14 Jul They Make Wine? Viginia Edition
Welcome to my new series entitled “They Make Wine?”, where we explore both domestic and international areas not usually associated with grape growing and winemaking. Today we’ll explore Virginia.
In November I was a part of the #VAWineChat virtual tasting. VA Wine Chat described by its founder Frank Morgan (of the Drink What You Like blog) is: a monthly winemaker interview series and virtual tasting focusing on the wines, winemakers, and wineries of Virginia. The intention was to post this blog in December, but alas Unit 3 studying started soon thereafter and all writing time was put on hold until NOW!
Super quick history lesson: Virginia, one of our original colonies, was settled in 1607. There were many native grapes grown in early America, but they were not necessarily used for winemaking; mostly just for table grapes. In 1771 Thomas Jefferson planted the first v. vinifera grapes in Virginia. Unfortunately they didn’t take and not one bottle of wine was made. Since then, native grapes have been grown in Virginia and for a large part of the 1800’s and 1900s the wines were virtually undrinkable. Fast forward to 2017 and there are 230+ wineries in Virginia making a broad range of wines, including some quality ones! The downside is that all but 3% of the total Virginia wine production is consumed in Virginia. In other words, it is difficult to find Virginia wines outside of Virginia. I consider myself lucky that i got to enjoy 3 lovely wines from Williamsburg Winery in Williamsburg, Virginia!

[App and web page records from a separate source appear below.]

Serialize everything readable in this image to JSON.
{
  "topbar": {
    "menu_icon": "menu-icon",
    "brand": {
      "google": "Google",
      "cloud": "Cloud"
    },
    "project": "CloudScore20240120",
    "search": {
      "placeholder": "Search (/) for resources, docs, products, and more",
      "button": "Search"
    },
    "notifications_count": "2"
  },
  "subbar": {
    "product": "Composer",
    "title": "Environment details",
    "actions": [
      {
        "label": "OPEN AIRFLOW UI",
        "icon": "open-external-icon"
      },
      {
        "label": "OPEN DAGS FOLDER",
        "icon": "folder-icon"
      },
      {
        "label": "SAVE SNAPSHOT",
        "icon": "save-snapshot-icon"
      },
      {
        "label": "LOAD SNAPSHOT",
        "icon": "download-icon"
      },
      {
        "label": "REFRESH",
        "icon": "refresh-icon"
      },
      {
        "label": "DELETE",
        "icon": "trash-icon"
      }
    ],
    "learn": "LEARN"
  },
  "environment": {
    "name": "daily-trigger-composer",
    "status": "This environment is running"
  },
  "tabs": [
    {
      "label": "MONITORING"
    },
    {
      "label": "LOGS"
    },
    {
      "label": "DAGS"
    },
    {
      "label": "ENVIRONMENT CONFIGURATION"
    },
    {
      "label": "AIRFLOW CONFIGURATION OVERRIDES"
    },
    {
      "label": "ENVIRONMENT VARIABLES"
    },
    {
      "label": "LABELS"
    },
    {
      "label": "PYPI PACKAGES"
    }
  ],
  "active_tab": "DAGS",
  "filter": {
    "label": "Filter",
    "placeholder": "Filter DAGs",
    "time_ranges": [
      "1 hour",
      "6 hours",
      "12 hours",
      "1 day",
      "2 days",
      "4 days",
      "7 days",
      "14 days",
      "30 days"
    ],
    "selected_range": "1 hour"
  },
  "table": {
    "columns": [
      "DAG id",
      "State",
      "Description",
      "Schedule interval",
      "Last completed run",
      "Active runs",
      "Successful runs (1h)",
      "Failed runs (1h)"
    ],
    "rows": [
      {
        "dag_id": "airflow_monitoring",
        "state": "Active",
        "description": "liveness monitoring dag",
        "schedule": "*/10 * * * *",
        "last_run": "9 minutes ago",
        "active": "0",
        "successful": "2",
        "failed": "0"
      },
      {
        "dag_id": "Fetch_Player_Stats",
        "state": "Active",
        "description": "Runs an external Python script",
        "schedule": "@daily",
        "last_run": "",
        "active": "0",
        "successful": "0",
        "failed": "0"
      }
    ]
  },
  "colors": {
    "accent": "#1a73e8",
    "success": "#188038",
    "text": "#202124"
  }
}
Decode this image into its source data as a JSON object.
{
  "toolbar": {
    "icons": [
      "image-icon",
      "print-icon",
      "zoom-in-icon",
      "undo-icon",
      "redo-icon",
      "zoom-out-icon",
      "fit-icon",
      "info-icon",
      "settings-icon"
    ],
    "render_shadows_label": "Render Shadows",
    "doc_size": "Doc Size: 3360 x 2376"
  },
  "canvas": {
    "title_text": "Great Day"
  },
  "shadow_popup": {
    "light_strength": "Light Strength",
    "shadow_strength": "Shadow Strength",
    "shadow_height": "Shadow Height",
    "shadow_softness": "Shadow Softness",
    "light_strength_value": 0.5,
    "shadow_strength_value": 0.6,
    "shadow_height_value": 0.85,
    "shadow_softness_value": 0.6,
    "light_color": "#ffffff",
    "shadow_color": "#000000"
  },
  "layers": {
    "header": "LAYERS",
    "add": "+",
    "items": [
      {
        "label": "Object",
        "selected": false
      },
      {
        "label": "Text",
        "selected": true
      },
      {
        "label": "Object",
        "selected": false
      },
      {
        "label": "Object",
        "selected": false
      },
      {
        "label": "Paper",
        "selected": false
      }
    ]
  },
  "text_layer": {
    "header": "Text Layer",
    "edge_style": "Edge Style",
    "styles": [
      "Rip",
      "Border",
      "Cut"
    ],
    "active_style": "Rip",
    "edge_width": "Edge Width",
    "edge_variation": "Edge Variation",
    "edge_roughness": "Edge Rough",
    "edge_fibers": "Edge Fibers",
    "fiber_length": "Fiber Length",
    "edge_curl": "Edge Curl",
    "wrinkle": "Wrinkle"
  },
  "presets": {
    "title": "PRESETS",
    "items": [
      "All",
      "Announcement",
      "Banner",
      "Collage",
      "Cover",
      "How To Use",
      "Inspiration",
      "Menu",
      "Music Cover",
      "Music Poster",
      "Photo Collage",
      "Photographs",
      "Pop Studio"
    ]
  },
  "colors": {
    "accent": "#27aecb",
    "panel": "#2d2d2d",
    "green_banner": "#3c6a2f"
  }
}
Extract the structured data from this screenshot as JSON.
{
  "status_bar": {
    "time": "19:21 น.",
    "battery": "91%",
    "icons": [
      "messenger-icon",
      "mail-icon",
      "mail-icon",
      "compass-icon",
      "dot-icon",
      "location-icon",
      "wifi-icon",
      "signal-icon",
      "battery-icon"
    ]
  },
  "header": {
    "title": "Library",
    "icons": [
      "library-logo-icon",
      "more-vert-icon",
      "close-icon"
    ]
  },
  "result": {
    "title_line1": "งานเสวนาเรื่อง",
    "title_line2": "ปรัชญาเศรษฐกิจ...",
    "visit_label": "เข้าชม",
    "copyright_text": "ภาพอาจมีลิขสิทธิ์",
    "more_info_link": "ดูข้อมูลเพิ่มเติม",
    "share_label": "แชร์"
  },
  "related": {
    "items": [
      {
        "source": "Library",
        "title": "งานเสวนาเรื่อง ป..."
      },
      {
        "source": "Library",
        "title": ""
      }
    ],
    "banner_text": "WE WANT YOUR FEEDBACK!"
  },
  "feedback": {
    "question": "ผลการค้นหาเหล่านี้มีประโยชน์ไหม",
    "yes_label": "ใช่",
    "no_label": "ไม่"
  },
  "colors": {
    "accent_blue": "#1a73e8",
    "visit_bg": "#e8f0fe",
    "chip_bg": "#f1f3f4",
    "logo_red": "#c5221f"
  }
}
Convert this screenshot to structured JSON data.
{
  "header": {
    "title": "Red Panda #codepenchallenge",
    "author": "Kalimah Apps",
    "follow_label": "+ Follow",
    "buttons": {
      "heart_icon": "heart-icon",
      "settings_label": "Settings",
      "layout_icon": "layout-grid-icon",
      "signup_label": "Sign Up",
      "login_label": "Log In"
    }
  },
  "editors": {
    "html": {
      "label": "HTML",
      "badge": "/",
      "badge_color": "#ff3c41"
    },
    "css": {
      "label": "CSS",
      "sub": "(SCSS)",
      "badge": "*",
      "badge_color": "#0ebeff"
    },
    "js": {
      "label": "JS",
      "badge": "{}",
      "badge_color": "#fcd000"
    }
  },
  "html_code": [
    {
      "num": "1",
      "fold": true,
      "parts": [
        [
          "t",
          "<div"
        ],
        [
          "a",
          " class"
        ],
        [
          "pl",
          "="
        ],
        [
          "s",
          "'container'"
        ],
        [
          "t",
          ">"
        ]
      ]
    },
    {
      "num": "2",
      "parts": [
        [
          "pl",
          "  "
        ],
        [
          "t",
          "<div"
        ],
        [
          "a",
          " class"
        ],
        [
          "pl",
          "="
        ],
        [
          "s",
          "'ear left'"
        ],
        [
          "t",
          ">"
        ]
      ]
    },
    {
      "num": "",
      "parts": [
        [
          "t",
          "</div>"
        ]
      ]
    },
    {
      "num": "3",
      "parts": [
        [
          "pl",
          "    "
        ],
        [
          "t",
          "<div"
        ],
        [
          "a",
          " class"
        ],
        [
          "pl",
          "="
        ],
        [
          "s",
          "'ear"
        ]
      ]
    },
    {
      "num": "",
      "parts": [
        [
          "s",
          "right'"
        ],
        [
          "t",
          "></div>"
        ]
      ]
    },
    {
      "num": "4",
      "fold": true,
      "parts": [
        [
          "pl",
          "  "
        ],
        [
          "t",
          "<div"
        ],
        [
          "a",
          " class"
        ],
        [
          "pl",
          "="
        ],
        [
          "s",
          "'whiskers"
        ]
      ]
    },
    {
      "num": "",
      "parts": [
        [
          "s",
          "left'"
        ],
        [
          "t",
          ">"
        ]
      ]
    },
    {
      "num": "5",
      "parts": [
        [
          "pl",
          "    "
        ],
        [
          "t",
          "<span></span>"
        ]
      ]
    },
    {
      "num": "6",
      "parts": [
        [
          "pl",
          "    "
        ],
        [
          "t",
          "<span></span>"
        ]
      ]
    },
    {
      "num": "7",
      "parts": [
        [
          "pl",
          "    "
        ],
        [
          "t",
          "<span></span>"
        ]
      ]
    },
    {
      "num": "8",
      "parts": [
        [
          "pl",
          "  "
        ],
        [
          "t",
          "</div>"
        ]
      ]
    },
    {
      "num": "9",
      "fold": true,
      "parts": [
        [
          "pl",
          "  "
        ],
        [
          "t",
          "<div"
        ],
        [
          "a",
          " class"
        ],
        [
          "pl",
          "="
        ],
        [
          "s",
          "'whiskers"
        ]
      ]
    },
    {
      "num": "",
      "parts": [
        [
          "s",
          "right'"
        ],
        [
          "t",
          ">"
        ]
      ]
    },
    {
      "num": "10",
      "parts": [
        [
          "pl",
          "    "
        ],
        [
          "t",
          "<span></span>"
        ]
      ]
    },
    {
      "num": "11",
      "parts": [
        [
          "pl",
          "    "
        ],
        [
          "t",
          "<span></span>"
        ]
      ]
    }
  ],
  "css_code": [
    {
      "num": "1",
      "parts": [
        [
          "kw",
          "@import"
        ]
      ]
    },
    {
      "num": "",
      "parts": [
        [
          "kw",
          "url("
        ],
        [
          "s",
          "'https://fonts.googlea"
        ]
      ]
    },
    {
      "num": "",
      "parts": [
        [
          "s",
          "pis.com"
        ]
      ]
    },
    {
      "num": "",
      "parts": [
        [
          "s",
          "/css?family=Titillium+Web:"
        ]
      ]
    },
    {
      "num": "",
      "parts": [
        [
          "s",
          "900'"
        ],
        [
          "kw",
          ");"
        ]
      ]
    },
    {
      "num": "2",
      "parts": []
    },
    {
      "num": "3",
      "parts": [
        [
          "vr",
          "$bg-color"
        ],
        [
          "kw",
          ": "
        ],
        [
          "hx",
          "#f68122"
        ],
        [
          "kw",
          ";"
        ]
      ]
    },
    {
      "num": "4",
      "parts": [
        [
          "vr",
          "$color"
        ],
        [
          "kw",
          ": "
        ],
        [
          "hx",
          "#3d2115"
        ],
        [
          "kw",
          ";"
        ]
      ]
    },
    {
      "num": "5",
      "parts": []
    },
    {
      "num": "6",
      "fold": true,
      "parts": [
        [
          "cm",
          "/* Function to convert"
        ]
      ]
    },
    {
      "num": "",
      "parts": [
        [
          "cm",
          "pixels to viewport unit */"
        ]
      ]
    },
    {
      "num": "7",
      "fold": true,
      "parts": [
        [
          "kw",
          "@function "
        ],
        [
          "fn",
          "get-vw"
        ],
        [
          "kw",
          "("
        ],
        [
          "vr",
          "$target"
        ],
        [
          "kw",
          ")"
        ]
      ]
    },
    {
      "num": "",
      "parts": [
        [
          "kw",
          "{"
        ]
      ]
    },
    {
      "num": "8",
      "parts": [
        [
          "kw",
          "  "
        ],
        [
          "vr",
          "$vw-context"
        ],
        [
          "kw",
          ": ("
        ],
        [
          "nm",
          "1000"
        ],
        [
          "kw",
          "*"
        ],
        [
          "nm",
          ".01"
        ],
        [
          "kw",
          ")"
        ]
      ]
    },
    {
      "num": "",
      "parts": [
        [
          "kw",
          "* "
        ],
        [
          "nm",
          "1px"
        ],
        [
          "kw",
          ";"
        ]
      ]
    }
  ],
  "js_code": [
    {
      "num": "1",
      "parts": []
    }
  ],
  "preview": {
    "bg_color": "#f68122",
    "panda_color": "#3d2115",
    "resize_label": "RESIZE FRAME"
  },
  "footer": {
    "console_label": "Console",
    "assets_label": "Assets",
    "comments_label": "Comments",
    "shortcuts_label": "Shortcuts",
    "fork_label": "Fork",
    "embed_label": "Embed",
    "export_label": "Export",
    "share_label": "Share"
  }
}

The Williamsburg Winery, founded in 1985, lies on the Wessex Hundred, a 300-acre farm in Williamsburg, Virginia. The make wines from both hybrids (i.e. Vidal Blanc and Traminette) and v. vinifera (i.e. Merlot, Cabernet Franc, Chardonnay, Viognier, Petit Verdot, and Albarino).
The 3 wines I tasted are below:
This wine is made with 72% new french oak and 28% concrete egg. What in god’s name is a concrete egg you say? A concrete egg is a vessel that is used for the fermentation and/or aging of wine. Other, more common, vessel options include oak barrels and stainless steel vats. The concrete allows for oxygenation similar to oak barrels, but does not impart any oak flavor.
My notes: Unabashed oak on the nose and palate, bright fruit, with a clean finish. A delightful Chardonnay.
Winemaker Notes: The 2015 is showing some wonderful upfront tropical characters of pineapple, orange and banana with some apricot and plum to round out the fruits. There is a very clean creamy lemon note with some vanilla. The minerality of the wine is nicely balanced with the fruits. The oak is not overstated and blends nicely with the fruit and minerality of the wine. The finish is luscious with many layers and complexities. An elevated classic Chardonnay that will pair well with a lobster or ribeye steak.
Fun fact: Viognier is the state grape of Virginia!
My notes: Good fruit concentration, stone and tropical fruit on both the nose and palate, very youthful and approachable. A refreshing salinity on the palate with a hint of baking spices.
Winemaker notes: The 2016 Vintage (note the vintage I sampled was 2015) is showing a wonderful balance and finesse. The freshness of the fruits (pineapple, pear, apple, banana, peach and strawberry) are well integrated with the fresh herbal/flower tones along with a hint of minerality/chalky characters. The lemon nuisance is a nice segue into the crisp acidity of the wine, yet there remains the creamy rich texture.
My notes: White flower and perfume on the nose, a hint of residual sugar (sweetness), and ripe pear on the palate.
Winemaker Notes: A lovely floral, tropical bouquet offering many layers of orange, tangerine, banana, pineapple and a bit of lemongrass. There is a very soft honeysuckle and vanilla that offers an additional richness to the wine, along with a touch of minerality and spice. The finish is rich and creamy with an elegant mouthfeel that blends well with the brightness of the wine.
I hope you learned a tidbit or two about Virginia wine! My goal is to help people learn more and have FUN with wine. There is so much wine to enjoy in this world and from many unexpected places. Who knows, maybe your next bottle of wine will be from the great state of Virginia!
Check out the articles below if you want to learn more about winemaking in Virginia: